We spoke to expert Emma Rose, nutritionist for Fresh Fitness Food, London’s premium provider of bespoke nutrition plans for fitness enthusiasts, athletes and busy professionals, for her advice on matching your nutrition to your training goals…
What should you eat?
When training for a marathon, it’s important to fuel your body with whole-grain sources of high quality carbohydrate, such as quinoa, rice, whole wheat pasta. Carbohydrate is stored in small quantities in the body in the muscles and liver as glycogen, which is then used as energy for the muscles during training sessions, so it’s important to have an adequate intake and keep these levels topped up.
Protein requirements also increase, in order to facilitate muscle recovery. Choose sources such as lean meats (grass-fed beef, skinless chicken breast, roast turkey), fish (tuna, and salmon in particular), eggs and dairy.
The correct amount of protein will help faster recovery and allow you to train harder on workout days by repairing and growing lean muscle. For optimal recovery eat between 1.2 – 1.7g of protein per kg of body weight — however the right amount within this range can be assessed and adjusted if necessary.
What to eat pre-training
Try to focus on smaller carbohydrate snacks that have a fairly high glycemic index score (GI). A food’s GI measure is relative to how quickly it is digested and broken down into glucose, so high-GI foods are absorbed faster and less strain is placed on the gut.
What to eat post-training
Your post training meal needs to include both protein and carb — both are essential for recovery after training. The carb component replenishes glycogen stores and the protein is vital for the growth and repair of muscle tissue.
Should you drink while training?
Alcohol is essentially empty calories and devoid of any nutritional value. While training for a marathon it is important to fuel your body with the most nutrient dense foods you can to support all your body systems as heavy training can put stress on the body and impact immunity and recovery. For this reason, it is best to avoid alcohol completely.
On the day…
The morning of your race is the time to top up your glycogen stores and hydrate after a night’s sleep. Eat a meal a good three hours before an event to give your body time to digest. Slow release (low GI) carbs are the best nourishment for your body a few hours before a race, for example wholegrain rice and pasta. Avoid fatty foods that will lie in your stomach, and anything that you’re not used to, this is important to not stress and upset the stomach.
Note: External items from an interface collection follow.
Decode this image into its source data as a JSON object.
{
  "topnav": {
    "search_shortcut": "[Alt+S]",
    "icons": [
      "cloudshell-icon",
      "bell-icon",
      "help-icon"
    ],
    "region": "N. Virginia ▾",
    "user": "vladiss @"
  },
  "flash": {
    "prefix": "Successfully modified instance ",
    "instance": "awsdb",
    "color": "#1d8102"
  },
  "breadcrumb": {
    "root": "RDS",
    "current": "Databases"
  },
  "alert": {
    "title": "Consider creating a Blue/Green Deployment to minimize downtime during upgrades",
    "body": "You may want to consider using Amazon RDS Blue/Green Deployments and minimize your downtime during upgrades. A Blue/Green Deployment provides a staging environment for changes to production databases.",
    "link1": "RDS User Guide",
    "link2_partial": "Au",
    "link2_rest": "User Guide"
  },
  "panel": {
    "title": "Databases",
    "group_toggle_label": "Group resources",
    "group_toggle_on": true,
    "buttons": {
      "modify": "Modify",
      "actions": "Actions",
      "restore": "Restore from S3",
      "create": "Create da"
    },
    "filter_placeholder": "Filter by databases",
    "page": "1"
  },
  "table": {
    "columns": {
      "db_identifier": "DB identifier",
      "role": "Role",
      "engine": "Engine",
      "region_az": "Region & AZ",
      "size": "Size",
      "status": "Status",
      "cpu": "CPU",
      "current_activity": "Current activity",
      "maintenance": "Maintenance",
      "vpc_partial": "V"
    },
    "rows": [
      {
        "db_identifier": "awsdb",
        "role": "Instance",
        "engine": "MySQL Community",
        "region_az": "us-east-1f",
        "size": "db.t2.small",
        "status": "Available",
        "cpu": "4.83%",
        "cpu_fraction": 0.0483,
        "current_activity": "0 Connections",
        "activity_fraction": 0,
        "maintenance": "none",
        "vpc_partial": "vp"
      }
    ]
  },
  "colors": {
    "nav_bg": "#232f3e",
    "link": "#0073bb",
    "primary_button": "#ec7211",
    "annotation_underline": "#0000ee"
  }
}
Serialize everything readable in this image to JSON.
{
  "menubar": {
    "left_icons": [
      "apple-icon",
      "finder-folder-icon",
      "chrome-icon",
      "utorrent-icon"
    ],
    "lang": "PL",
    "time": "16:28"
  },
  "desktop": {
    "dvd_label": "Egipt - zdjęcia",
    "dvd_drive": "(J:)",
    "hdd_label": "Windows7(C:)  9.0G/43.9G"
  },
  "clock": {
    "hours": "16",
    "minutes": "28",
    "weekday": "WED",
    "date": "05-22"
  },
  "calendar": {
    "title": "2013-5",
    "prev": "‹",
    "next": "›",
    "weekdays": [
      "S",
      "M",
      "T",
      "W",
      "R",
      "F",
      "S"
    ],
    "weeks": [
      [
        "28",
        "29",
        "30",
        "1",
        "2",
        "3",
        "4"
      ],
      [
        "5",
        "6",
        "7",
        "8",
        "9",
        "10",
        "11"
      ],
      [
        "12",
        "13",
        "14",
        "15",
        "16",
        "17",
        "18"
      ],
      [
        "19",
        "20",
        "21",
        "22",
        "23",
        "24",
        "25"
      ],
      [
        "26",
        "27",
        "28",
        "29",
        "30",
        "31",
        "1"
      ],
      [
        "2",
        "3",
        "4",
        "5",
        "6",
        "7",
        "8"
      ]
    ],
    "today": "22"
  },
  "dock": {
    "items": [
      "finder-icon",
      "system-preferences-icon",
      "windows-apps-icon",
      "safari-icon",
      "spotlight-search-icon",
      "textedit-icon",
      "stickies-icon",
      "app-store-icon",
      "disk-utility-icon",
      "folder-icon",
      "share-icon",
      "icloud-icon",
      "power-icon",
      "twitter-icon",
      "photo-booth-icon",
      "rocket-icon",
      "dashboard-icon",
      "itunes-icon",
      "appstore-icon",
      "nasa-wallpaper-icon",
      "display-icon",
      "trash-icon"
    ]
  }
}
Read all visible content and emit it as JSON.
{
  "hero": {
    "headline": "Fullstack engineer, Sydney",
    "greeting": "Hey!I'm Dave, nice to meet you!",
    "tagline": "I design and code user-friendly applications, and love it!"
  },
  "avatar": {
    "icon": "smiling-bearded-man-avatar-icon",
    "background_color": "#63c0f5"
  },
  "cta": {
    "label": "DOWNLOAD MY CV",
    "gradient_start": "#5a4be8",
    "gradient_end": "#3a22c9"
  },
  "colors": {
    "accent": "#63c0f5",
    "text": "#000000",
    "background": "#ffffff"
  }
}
During the race you will need to top up glycogen stores, a guideline is 30-60g per hour — that’s roughly a gel plus a sports drink (containing carbs and electrolytes) every hour.
Your post-race nutrition should include high GI carbs and protein-rich foods to boost your energy, rebuild glycogen stores and repair damaged muscle tissue. The best foods to eat immediately after are easily digested carbs — try a banana, which provides a good supply of carb as well as potassium to prevent muscle cramps, or a drink/smoothie that contains carbs as well as a small amount of protein.
– Cover Image: sustainus.org
– Source: AFP Relaxnews